RECORDS Start Marker

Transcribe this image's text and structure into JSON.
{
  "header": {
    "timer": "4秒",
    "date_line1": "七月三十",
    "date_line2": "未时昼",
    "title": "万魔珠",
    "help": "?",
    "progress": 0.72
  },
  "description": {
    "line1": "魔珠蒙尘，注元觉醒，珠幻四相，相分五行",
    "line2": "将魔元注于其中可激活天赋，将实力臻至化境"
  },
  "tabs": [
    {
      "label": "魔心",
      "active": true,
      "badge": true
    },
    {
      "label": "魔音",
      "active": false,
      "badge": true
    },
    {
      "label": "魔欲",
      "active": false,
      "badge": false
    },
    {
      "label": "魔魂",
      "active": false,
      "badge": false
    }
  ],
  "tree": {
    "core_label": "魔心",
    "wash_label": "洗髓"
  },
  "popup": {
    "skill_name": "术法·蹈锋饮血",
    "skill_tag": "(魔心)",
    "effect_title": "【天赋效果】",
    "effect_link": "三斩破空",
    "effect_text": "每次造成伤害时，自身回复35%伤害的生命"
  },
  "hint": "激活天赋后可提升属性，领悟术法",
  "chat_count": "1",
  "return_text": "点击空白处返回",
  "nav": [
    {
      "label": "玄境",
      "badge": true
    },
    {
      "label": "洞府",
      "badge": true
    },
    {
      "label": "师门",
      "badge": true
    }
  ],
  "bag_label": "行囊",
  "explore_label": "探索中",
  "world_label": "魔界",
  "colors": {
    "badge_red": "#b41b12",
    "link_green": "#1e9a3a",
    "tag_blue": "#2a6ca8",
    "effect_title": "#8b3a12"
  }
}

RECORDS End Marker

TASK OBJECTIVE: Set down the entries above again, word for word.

WRITTEN REPLY:
Transcribe this image's text and structure into JSON.
{
  "header": {
    "timer": "4秒",
    "date_line1": "七月三十",
    "date_line2": "未时昼",
    "title": "万魔珠",
    "help": "?",
    "progress": 0.72
  },
  "description": {
    "line1": "魔珠蒙尘，注元觉醒，珠幻四相，相分五行",
    "line2": "将魔元注于其中可激活天赋，将实力臻至化境"
  },
  "tabs": [
    {
      "label": "魔心",
      "active": true,
      "badge": true
    },
    {
      "label": "魔音",
      "active": false,
      "badge": true
    },
    {
      "label": "魔欲",
      "active": false,
      "badge": false
    },
    {
      "label": "魔魂",
      "active": false,
      "badge": false
    }
  ],
  "tree": {
    "core_label": "魔心",
    "wash_label": "洗髓"
  },
  "popup": {
    "skill_name": "术法·蹈锋饮血",
    "skill_tag": "(魔心)",
    "effect_title": "【天赋效果】",
    "effect_link": "三斩破空",
    "effect_text": "每次造成伤害时，自身回复35%伤害的生命"
  },
  "hint": "激活天赋后可提升属性，领悟术法",
  "chat_count": "1",
  "return_text": "点击空白处返回",
  "nav": [
    {
      "label": "玄境",
      "badge": true
    },
    {
      "label": "洞府",
      "badge": true
    },
    {
      "label": "师门",
      "badge": true
    }
  ],
  "bag_label": "行囊",
  "explore_label": "探索中",
  "world_label": "魔界",
  "colors": {
    "badge_red": "#b41b12",
    "link_green": "#1e9a3a",
    "tag_blue": "#2a6ca8",
    "effect_title": "#8b3a12"
  }
}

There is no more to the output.